Lawmakers and aviation industry representatives urged regulators to come up with a permanent solution to allow 5G service without sacrificing passenger safety. 

"The truth of the matter is that both of our industries have been thrust into this avoidable economic calamity by a government process that failed," Nicholas Calio, president of the Airlines for America trade group, said in his testimony at the hearing.

Faye Malarkey Black, who heads the Regional Airline Association, complained that smaller regional airlines haven't received as many FAA clearances, which has put them at greater risk of canceling flights when bad weather occurs. 

"Leaving dozens of airports and millions of passengers vulnerable to sweeping disruptions is unsustainable and unacceptable," she said. 

Communication breakdown

The consensus among lawmakers and all those testifying was that there was a breakdown in communication among federal agencies. 

But where or how that breakdown occurred is still unclear. While some lawmakers blamed the FCC and the National Telecommunications and Information Administration, which represents the president on spectrum issues, for ignoring the FAA, Meredith Atwell Baker, CEO of the CTIA wireless industry trade group and a former FCC commissioner and NTIA official, said the agencies have historically worked very well together "on really hairy spectrum issues" to free up commercial and federal spectrum. She said that in her experience the interagency process has always been able to work out "multiple, really complex deals."

"This was auction number 107," she said. "And I've never seen anything like this before. So I would say this is an anomaly."

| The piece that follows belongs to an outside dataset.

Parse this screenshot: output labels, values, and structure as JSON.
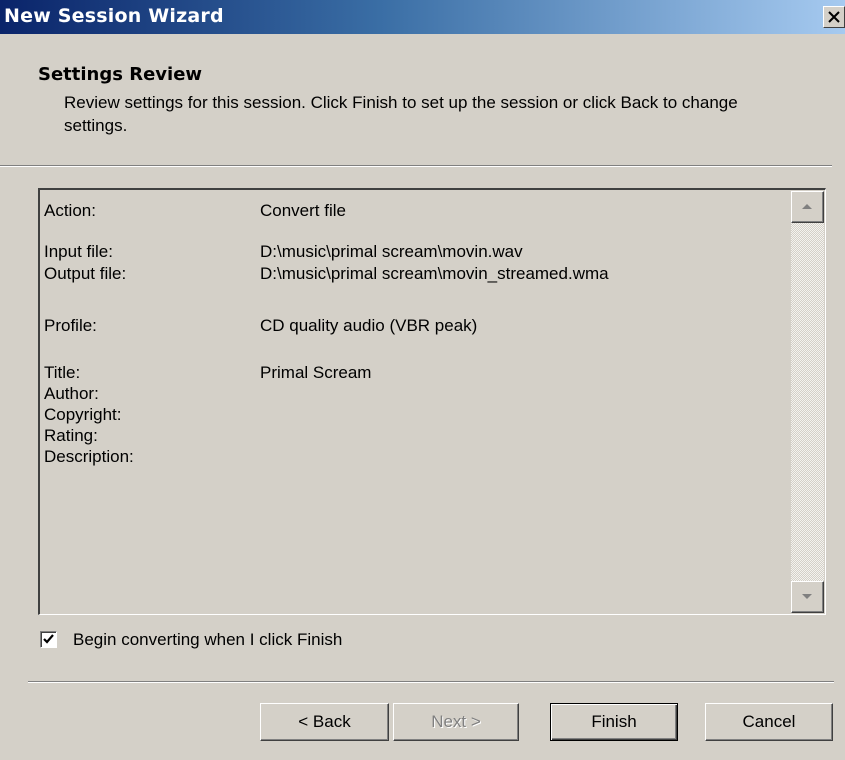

She said what this situation illustrates is that "we need to get the agency input early and let the spectrum engineers do their job because this is an engineering issue."